WHAT YOU WILL DO – Provide a verbatim copy of the data below.

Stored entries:
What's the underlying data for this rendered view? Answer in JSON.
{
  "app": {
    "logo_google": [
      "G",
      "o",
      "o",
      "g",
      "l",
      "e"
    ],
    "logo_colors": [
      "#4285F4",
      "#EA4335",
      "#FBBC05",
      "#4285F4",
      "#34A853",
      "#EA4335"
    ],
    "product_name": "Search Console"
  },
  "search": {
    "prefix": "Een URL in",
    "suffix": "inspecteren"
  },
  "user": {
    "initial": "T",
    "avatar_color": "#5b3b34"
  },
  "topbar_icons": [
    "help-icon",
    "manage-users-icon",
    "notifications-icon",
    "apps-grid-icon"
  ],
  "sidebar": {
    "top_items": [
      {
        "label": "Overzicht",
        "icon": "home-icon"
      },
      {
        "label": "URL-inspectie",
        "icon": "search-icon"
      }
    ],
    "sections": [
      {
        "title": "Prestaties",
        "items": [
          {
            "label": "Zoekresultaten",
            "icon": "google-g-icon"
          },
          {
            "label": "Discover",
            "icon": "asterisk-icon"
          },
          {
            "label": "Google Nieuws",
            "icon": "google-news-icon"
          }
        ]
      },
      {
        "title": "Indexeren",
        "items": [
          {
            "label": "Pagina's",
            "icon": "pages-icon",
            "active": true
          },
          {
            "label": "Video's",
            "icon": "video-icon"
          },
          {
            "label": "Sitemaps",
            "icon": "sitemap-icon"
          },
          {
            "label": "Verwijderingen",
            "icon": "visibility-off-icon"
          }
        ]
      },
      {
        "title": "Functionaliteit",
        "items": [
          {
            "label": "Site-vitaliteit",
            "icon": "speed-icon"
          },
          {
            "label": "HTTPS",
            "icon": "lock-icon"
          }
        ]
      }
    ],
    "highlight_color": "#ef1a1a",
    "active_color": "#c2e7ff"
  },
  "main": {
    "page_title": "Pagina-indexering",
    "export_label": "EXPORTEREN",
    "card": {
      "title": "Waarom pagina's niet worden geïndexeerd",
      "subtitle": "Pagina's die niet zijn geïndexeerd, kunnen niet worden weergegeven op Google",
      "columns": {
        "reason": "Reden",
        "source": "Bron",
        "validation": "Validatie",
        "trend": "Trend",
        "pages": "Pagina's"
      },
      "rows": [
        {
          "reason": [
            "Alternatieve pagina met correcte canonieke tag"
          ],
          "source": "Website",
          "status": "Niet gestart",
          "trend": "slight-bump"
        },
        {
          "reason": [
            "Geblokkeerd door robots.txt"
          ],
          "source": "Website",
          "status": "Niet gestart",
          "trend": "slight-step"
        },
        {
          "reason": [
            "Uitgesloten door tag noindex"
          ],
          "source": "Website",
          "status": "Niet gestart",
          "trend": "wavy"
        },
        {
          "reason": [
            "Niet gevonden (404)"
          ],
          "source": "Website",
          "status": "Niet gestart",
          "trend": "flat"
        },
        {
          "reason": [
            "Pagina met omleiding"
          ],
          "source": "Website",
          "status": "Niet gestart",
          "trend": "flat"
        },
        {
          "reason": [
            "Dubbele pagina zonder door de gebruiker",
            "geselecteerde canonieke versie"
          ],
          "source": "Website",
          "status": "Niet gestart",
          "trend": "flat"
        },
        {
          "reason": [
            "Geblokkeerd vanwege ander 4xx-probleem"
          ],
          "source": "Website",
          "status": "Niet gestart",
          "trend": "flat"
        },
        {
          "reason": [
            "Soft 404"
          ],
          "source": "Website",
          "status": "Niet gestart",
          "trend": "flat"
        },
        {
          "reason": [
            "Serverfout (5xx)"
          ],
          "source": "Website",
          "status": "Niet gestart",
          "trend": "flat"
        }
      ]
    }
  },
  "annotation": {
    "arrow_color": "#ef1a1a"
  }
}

WRITTEN ANSWER –
What's the underlying data for this rendered view? Answer in JSON.
{
  "app": {
    "logo_google": [
      "G",
      "o",
      "o",
      "g",
      "l",
      "e"
    ],
    "logo_colors": [
      "#4285F4",
      "#EA4335",
      "#FBBC05",
      "#4285F4",
      "#34A853",
      "#EA4335"
    ],
    "product_name": "Search Console"
  },
  "search": {
    "prefix": "Een URL in",
    "suffix": "inspecteren"
  },
  "user": {
    "initial": "T",
    "avatar_color": "#5b3b34"
  },
  "topbar_icons": [
    "help-icon",
    "manage-users-icon",
    "notifications-icon",
    "apps-grid-icon"
  ],
  "sidebar": {
    "top_items": [
      {
        "label": "Overzicht",
        "icon": "home-icon"
      },
      {
        "label": "URL-inspectie",
        "icon": "search-icon"
      }
    ],
    "sections": [
      {
        "title": "Prestaties",
        "items": [
          {
            "label": "Zoekresultaten",
            "icon": "google-g-icon"
          },
          {
            "label": "Discover",
            "icon": "asterisk-icon"
          },
          {
            "label": "Google Nieuws",
            "icon": "google-news-icon"
          }
        ]
      },
      {
        "title": "Indexeren",
        "items": [
          {
            "label": "Pagina's",
            "icon": "pages-icon",
            "active": true
          },
          {
            "label": "Video's",
            "icon": "video-icon"
          },
          {
            "label": "Sitemaps",
            "icon": "sitemap-icon"
          },
          {
            "label": "Verwijderingen",
            "icon": "visibility-off-icon"
          }
        ]
      },
      {
        "title": "Functionaliteit",
        "items": [
          {
            "label": "Site-vitaliteit",
            "icon": "speed-icon"
          },
          {
            "label": "HTTPS",
            "icon": "lock-icon"
          }
        ]
      }
    ],
    "highlight_color": "#ef1a1a",
    "active_color": "#c2e7ff"
  },
  "main": {
    "page_title": "Pagina-indexering",
    "export_label": "EXPORTEREN",
    "card": {
      "title": "Waarom pagina's niet worden geïndexeerd",
      "subtitle": "Pagina's die niet zijn geïndexeerd, kunnen niet worden weergegeven op Google",
      "columns": {
        "reason": "Reden",
        "source": "Bron",
        "validation": "Validatie",
        "trend": "Trend",
        "pages": "Pagina's"
      },
      "rows": [
        {
          "reason": [
            "Alternatieve pagina met correcte canonieke tag"
          ],
          "source": "Website",
          "status": "Niet gestart",
          "trend": "slight-bump"
        },
        {
          "reason": [
            "Geblokkeerd door robots.txt"
          ],
          "source": "Website",
          "status": "Niet gestart",
          "trend": "slight-step"
        },
        {
          "reason": [
            "Uitgesloten door tag noindex"
          ],
          "source": "Website",
          "status": "Niet gestart",
          "trend": "wavy"
        },
        {
          "reason": [
            "Niet gevonden (404)"
          ],
          "source": "Website",
          "status": "Niet gestart",
          "trend": "flat"
        },
        {
          "reason": [
            "Pagina met omleiding"
          ],
          "source": "Website",
          "status": "Niet gestart",
          "trend": "flat"
        },
        {
          "reason": [
            "Dubbele pagina zonder door de gebruiker",
            "geselecteerde canonieke versie"
          ],
          "source": "Website",
          "status": "Niet gestart",
          "trend": "flat"
        },
        {
          "reason": [
            "Geblokkeerd vanwege ander 4xx-probleem"
          ],
          "source": "Website",
          "status": "Niet gestart",
          "trend": "flat"
        },
        {
          "reason": [
            "Soft 404"
          ],
          "source": "Website",
          "status": "Niet gestart",
          "trend": "flat"
        },
        {
          "reason": [
            "Serverfout (5xx)"
          ],
          "source": "Website",
          "status": "Niet gestart",
          "trend": "flat"
        }
      ]
    }
  },
  "annotation": {
    "arrow_color": "#ef1a1a"
  }
}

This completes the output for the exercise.